‘You’re flooded with feedback, where a stock bike is a bit remote and floaty’
the feel it’s a master of late braking. No electronic interference or diversion of the fluid through pumps, regulators and the other ABS clutter reminds you just how good these brakes are in their more natural state.
Surprisingly, it doesn’t wheelie naturally. The small change in wheelbase has helped temper the MT-10’s loopy tendencies, which helps with forward motion and makes it more stable, though it did get frisky in fifth a couple of times on the Lausitzring’s back straight, where another circuit layout crosses it, creating a lip and bumps. It might just be a case of dialing in some more steering damper, though so much power in a tall, unfaired bike on firm suspension isn’t exactly a recipe for stability anyway.
The IMU electronics are much better, though I suspect the older-spec wheelie control is confused by the MT-10’s chassis dynamics and seems to engage more than necessary. The traction control leaves you alone more often and does the job – it could just be a placement of the ECU, or the wheelie
‘It shows the MT-10 can be made more trackday-ready without ruining its character’
control algorithms (fairly basic on this generation of R1 ECU anyway) just don’t work with the bike. It’s an improvement, but the lift control isn’t really helping matters here.
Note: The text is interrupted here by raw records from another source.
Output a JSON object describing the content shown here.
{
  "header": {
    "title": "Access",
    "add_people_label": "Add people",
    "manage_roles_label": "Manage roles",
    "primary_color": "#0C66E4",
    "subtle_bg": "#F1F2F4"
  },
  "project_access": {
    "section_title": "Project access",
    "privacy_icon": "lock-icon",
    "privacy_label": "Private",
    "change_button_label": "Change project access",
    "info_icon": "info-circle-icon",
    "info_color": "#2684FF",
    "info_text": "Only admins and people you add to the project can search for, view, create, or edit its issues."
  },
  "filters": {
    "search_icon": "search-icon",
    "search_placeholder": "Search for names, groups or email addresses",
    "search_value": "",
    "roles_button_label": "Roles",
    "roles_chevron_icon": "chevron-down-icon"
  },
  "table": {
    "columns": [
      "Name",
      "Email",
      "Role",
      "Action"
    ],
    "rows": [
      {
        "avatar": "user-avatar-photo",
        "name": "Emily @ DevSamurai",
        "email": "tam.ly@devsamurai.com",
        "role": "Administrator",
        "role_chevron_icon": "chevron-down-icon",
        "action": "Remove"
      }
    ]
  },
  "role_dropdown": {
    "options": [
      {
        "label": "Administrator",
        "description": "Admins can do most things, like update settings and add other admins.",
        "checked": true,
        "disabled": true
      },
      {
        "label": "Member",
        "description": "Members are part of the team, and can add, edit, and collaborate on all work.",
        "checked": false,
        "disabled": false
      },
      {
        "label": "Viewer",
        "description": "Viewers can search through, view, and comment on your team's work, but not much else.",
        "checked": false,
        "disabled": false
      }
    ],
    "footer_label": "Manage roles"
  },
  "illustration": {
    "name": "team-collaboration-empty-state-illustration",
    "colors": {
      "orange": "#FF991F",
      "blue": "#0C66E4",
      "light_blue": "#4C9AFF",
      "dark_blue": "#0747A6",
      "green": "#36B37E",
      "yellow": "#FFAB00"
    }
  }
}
It could do with lower handlebar clamps and a slightly shallower handlebar reach – it’s still quite upright and MT-10ish, and for a bike like this, trading some of that road bike nicety to be more dialed into the front tyre would help. Talking of control, I’m not personally a fan of the hydraulic clutch. It’s never called upon thanks to the up/down quickshifter, but for getting away it’s too vague, although incredibly light if you’ve got the grip strength of a newborn and desire such a thing. The stock cable set-up isn’t weighty, and is far more precise – I’d leave it in place.
But it’s Dominik’s own bike, and that’s how he likes it. To illustrate the point, he took it out at the end of the test, once me and my German hosts had our fill, and tossed it in the gravel. Minimal damage done: he didn’t seem too disheartened and he’ll be back out enjoying it again soon.
What it does show is that the MT-10 can be made tougher and more trackday-ready without ruining its character – Dominik’s personal ride still feels like an MT-10, but without the limits. PB is guessing the MT-10 will get an update for 2019: Yamaha have previously intimated that the current SP could pave the way for a higher-spec model if the demand was there. Well, Dominik has proven the worth of the idea, and now we’re demanding it. Make it so, Yamaha.
Magura’s hydraulic clutch conversion replaces the MT-10’s standard cableoperated set-up
Extensive fuel mapping man hours deliver a 160bhp motor that marries sublimely with new exhaust system Bridgestone slicks, rear shock mods and Magura handlebars lend the bike a lofty riding position Longer R1 swingarm adds 5mm; precision shock linkage has zero bearing play. This stuff makes a big difference
This is Dominik Klein’s own bike. But Yamaha would do well to apply some of his learnings to their 2019 MT-10 Taller, slick tyres give this bike a satisfyingly alarming rate of turn-in
Akrapovic silencer is mated to Klein’s custom 4-2-1 exhaust headers YZF-R1 wheels are no lighter than the MT-10’s, but they’re stiffer, and the moment of inertia is nearer the spindle